### EXERCISE REQUIREMENTS
Read the records and gather each line that includes "gear".

### RECORDS
───
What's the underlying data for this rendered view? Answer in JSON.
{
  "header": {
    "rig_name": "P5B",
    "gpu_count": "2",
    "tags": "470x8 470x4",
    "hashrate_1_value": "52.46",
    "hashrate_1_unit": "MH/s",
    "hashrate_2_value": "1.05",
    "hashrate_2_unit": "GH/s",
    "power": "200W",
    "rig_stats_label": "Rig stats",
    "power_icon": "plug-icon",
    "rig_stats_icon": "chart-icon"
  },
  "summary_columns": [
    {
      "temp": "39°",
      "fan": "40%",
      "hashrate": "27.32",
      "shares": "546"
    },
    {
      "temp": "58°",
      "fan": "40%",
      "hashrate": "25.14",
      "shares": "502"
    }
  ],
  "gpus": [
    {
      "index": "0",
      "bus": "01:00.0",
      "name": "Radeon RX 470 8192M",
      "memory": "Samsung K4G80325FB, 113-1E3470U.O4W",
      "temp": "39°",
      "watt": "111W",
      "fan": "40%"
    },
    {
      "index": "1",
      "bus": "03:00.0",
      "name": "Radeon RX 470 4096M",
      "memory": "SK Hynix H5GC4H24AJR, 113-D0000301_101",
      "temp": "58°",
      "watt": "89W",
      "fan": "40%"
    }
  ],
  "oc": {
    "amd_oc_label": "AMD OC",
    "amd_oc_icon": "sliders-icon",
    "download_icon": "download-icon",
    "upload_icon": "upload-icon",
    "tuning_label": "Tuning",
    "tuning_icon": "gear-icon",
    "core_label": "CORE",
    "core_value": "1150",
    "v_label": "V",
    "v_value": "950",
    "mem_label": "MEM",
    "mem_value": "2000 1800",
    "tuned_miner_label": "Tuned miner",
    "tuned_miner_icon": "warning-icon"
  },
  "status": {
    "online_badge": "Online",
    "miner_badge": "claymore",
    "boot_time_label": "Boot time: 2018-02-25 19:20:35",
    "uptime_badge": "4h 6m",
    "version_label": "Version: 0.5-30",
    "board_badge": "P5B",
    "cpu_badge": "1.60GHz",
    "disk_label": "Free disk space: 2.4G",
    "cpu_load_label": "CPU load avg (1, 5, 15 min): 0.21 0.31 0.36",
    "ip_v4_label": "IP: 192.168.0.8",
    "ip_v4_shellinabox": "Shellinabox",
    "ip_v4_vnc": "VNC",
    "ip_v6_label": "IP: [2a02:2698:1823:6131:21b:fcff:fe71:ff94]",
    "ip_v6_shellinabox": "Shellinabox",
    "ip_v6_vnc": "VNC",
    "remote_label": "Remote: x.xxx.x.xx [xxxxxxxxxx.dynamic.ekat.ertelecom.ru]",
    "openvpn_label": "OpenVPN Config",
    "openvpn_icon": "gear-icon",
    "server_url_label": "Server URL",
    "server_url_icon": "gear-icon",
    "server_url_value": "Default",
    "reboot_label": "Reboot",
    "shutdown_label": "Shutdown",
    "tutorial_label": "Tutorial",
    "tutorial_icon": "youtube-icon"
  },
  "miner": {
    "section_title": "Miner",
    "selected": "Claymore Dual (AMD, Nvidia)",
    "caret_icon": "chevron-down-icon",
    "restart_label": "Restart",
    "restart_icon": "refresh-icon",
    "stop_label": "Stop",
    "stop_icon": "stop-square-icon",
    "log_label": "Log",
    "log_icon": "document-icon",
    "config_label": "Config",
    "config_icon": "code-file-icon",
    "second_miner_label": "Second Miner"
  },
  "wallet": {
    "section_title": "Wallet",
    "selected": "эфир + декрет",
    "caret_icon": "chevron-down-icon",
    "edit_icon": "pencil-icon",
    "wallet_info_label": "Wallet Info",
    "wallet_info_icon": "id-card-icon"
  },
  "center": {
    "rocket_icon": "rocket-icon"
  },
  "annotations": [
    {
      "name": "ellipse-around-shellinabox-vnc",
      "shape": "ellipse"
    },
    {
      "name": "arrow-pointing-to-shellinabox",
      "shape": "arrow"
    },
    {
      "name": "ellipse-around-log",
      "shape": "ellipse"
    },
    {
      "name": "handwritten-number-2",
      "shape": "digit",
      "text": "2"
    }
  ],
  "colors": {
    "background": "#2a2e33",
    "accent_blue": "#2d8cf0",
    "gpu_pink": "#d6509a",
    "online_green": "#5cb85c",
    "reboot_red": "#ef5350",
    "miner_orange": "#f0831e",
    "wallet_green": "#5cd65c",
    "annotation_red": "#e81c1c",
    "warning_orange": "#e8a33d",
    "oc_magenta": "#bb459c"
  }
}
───
### TASK SOLUTION
    "tuning_icon": "gear-icon",
    "openvpn_icon": "gear-icon",
    "server_url_icon": "gear-icon",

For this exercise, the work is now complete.